++++ DATA ++++

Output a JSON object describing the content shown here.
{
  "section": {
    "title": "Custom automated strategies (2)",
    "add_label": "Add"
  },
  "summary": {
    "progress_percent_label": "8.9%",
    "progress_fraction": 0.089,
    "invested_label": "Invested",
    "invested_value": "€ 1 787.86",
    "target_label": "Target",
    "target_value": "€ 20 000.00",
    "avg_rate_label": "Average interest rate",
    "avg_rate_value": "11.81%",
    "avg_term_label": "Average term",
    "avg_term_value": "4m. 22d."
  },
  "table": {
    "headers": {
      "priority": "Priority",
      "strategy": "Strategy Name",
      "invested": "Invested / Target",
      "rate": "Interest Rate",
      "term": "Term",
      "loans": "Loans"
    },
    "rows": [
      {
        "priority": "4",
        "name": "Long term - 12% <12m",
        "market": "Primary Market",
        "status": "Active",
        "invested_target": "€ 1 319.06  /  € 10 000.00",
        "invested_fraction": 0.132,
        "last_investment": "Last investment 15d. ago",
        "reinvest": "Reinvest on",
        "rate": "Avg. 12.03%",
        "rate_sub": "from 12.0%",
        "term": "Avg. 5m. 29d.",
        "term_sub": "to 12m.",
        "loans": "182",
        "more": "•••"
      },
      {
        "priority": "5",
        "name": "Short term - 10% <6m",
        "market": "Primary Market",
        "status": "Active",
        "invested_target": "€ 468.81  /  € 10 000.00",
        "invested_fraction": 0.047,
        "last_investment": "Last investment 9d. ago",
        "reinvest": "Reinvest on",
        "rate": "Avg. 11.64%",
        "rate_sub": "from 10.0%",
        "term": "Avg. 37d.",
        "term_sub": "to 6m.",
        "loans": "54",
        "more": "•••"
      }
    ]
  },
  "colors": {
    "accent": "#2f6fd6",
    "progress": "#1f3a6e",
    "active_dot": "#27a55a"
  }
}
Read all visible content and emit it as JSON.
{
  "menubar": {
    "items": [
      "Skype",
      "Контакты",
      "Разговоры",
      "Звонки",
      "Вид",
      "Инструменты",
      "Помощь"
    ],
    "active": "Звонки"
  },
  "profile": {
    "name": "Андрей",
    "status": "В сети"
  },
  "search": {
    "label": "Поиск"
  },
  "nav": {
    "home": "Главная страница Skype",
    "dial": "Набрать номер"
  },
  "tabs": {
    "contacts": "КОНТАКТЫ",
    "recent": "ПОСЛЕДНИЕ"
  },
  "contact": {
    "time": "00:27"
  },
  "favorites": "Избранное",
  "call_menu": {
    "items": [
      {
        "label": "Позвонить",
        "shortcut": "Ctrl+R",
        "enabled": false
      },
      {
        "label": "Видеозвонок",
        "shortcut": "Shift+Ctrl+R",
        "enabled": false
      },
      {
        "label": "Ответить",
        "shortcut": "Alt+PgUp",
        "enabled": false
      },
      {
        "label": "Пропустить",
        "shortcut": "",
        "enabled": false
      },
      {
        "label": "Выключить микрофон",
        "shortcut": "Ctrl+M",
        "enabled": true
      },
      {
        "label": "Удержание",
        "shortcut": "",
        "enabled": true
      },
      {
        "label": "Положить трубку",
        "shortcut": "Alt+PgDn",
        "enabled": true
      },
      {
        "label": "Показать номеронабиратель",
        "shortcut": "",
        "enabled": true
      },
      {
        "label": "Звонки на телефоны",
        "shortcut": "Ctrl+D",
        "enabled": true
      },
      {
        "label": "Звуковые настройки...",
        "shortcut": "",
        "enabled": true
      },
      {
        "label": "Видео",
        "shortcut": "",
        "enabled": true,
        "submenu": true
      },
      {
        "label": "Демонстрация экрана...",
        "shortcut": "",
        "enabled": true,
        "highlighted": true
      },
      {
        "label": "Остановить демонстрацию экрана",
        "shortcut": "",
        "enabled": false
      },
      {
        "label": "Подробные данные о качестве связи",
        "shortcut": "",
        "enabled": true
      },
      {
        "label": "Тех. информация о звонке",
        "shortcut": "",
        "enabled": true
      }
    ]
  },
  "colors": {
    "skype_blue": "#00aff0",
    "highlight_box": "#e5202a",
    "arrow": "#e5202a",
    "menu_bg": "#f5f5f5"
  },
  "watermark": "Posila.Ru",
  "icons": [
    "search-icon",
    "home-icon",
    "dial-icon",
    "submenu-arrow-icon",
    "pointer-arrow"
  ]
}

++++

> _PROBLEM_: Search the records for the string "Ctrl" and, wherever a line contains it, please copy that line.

> _RESULT FOR THIS TASK_:
        "shortcut": "Ctrl+R",
        "shortcut": "Shift+Ctrl+R",
        "shortcut": "Ctrl+M",
        "shortcut": "Ctrl+D",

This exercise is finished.